Deputy White House Chief of Staff Michael K. Deaver used his diplomatic passport to purchase a luxury BMW automobile at a discount when doing advance work on President Reagan's trip to Germany recently, but he violated no government regulations in doing so, White House officials said Tuesday.
As many as eight others in the 35-member U.S. group, whose job was to plan Reagan's visit to Europe in May, made similar automobile purchases, officials said, describing such transactions by military officers and persons holding diplomatic passports as "traditional" and "a common practice."
Although government regulations prohibit U.S. officials from receiving gifts from a foreign government, there is no ban on their accepting discounts or sales promotion devices from a private company abroad if that firm has no business with the State Department, aides said.
Refuses to Comment
Presidential spokesman Larry Speakes, briefing reporters on the Deaver case, refused to comment on whether such a practice appeared to be proper.
"I would let you and the public make that judgment," Speakes said.
When asked if Reagan had anything to say about it, Speakes replied: "Not anything I want to convey."
An Administration official knowledgeable on ethics rules, who spoke on condition that he not be named, remarked: "It comes down to this: Was it a smart thing to do, or was it dumb?"
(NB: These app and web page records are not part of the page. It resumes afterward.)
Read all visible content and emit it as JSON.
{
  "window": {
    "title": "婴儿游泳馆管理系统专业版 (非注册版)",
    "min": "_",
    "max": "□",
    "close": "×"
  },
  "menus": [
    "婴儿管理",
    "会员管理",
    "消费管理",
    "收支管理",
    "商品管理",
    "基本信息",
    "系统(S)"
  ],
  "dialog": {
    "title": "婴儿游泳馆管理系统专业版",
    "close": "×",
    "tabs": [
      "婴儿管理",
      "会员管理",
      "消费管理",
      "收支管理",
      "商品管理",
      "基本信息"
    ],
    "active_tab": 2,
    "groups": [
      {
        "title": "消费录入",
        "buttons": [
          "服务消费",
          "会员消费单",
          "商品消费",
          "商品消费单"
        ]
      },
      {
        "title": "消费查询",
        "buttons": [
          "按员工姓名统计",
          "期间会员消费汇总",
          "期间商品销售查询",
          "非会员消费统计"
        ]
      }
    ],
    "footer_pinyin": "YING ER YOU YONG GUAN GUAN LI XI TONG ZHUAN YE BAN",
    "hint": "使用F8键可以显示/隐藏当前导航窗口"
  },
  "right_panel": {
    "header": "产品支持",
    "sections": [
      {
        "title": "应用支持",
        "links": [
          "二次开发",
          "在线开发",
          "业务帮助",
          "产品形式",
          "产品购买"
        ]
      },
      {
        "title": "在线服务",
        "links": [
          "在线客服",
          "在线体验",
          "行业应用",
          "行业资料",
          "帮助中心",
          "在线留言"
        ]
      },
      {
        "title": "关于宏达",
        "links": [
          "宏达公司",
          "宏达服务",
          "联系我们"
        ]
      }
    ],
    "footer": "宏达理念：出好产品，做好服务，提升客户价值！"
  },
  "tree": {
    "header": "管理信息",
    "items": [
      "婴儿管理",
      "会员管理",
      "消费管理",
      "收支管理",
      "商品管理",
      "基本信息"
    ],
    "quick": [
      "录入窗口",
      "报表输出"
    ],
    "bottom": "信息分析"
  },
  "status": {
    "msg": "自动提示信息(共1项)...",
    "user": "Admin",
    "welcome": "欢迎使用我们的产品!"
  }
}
This official noted that Deaver, who plans to leave government service in May, already has been under scrutiny by the U.S. Office of Government Ethics for failing to report his status as a general partner in a California real-estate partnership on his annual government disclosure forms.
Urged Amended Forms
David H. Martin, the ethics office director, said recently that he had recommended that Deaver amend his disclosure forms from 1982 to 1984. But Martin said that he had found no intention on Deaver's part to evade the rules, because Deaver had listed his investment in the venture although not his status as partner. Martin was not available for comment Tuesday.
Speakes said that presidential counsel Fred F. Fielding was looking into the automobile purchases, which were disclosed Monday in Newsweek magazine. Newsweek said that the discounts amounted to about 25% on the luxury cars, which can cost an average buyer from $18,000 to $42,000, but Speakes said the discounts were closer to 15%.
He said he did not have the names of other officials who bought cars.
Firm Dropping Practice
One senior White House aide, who asked that his name not be used, said BMW corporate headquarters in Germany had announced earlier that it was discontinuing the practice of giving discounts to persons with diplomatic passports because U.S. dealers had complained that it was undercutting their business. But the firm apparently made one last exception for Deaver and his associates, the aide said.
However, Speakes said of the transaction: "I don't think it had to be solicited (from BMW)." He said diplomatic passports are held only by "ranking White House officials" and that lower and middle-level aides have regular passports.
Speakes said that "a number of companies" offer discounts "probably within the diplomatic community (and) not confined specifically to the United States."